Diversity and inclusion
Meeting our Public Sector Equality Duty (EDHR)
All public sector organisations are required by law to ensure that they meet the requirements of the Public Sector Duty (see legislation page for further details), this requires us to publish evidence to show we are meeting these standards.
The Salford CCG EDHR Strategy 2015-18 (Equality Diversity & Human Rights) was approved by our Clinical Commissioning Group Governing Body in September 2015. It sets out how we will work with key partners to develop and deliver joint actions which will support us in reducing health inequalities by identifying the needs of our most vulnerable groups under our key Equality Objectives or you can link via the board papers from September 2015.
- 1) Improve health and narrow the gaps in access, experience and outcomes.
- 2) Improve collection and use of data/evidence for all protected groups.
- 3) Communicate and engage with all protected groups.
- 4) Develop equality and diversity competent and well supported staff.
- 5) Develop leadership, corporate commitment and governance arrangements for equality and diversity.
Our EDHR Action Plan will be available with the strategy in due course.

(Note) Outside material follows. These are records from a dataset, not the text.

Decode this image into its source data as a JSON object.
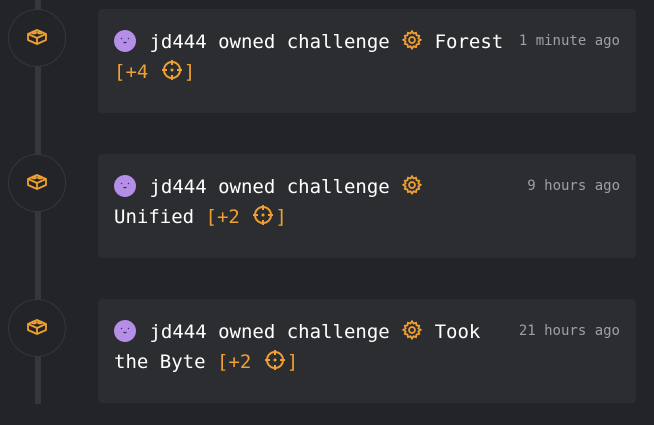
{
  "colors": {
    "accent": "#f0a030",
    "avatar": "#b58ee8",
    "card": "#2b2d31",
    "background": "#222427"
  },
  "entries": [
    {
      "icon": "lego-brick-icon",
      "user": "jd444",
      "action": "owned challenge",
      "challenge": "Forest",
      "points": "[+4",
      "points_close": "]",
      "time": "1 minute ago"
    },
    {
      "icon": "lego-brick-icon",
      "user": "jd444",
      "action": "owned challenge",
      "challenge": "Unified",
      "points": "[+2",
      "points_close": "]",
      "time": "9 hours ago"
    },
    {
      "icon": "lego-brick-icon",
      "user": "jd444",
      "action": "owned challenge",
      "challenge": "Took the Byte",
      "points": "[+2",
      "points_close": "]",
      "time": "21 hours ago"
    }
  ]
}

Salford CCG are determined to evidence through their overarching EDHR Action Plan, how they are taking 'due regard' of each of the local protected characteristic groups in all their planning and decision making processes. Improved equality outcomes are a necessary result from the EDHR Strategy, action planning, monitoring and reporting on assurances to CCG.
Annual Equality Data Publication
We want to ensure all parts of our local communities have fair access to NHS information, services and premises when we need to use NHS services. We know that not all people access or take up services in the same way and we want to try to take reasonable steps to accommodate these different needs, particularly for vulnerable protected groups. Each year, we will publish information to show what we are doing to:
- Eliminate discrimination in healthcare
- Reduce inequalities in health for local vulnerable groups
- Recognise and address any barriers faced by more vulnerable protected community groups, in accessing healthcare
- Encourage people who are less likely to access our services to take advantage of the health benefits services can offer
- Foster good relations between different community groups by tackling prejudices and 'prohibited discrimination'.
We will report on what equality data we have and any significant gaps identified from monitoring local protected groups.
We will also evidence how we are meeting our public sector equality duty (PSED) through use of: Equality Analysis or EAs leading us to scrutiny for fair access to information and services for vulnerable local people, good equality outcomes, and through our EDS2 annual public grading, working with trained local interest groups. Follow this link to CCG's EDS2 webpage or Equality Analysis (EA).
What are Human Rights?
Human rights are the basic rights and freedoms that belong to every person in the world.
Ideas about human rights have evolved over many centuries. But they achieved strong international support following the Holocaust and World War II. To protect future generations from a repeat of these horrors, the United Nations adopted the Universal Declaration of Human Rights in 1948. For the first time, the Universal Declaration set out the fundamental rights and freedoms shared by all human beings.
These rights and freedoms - based on core principles like dignity, equality and respect - inspired a range of international and regional human rights treaties. For example, they formed the basis for the European Convention on Human Rights in 1950. The European Convention protects the human rights of people in countries that belong to the Council of Europe. This includes the United Kingdom.
Until recently, people in the United Kingdom had to complain to the European Court of Human Rights in Strasbourg if they felt their rights under the European Convention had been breached.
However, the Human Rights Act 1998 made these human rights part of our domestic law, and now courts here in the United Kingdom can hear human rights cases. Find out more about how human rights work.
How do human rights help you?
Human rights are based on core principles like dignity, fairness, equality, respect and autonomy. They are relevant to your day-to-day life and protect your freedom to control your own life, effectively take part in decisions made by public authorities which impact upon your rights and get fair and equal services from public authorities.
For more on human rights, please click: What are Human Rights?.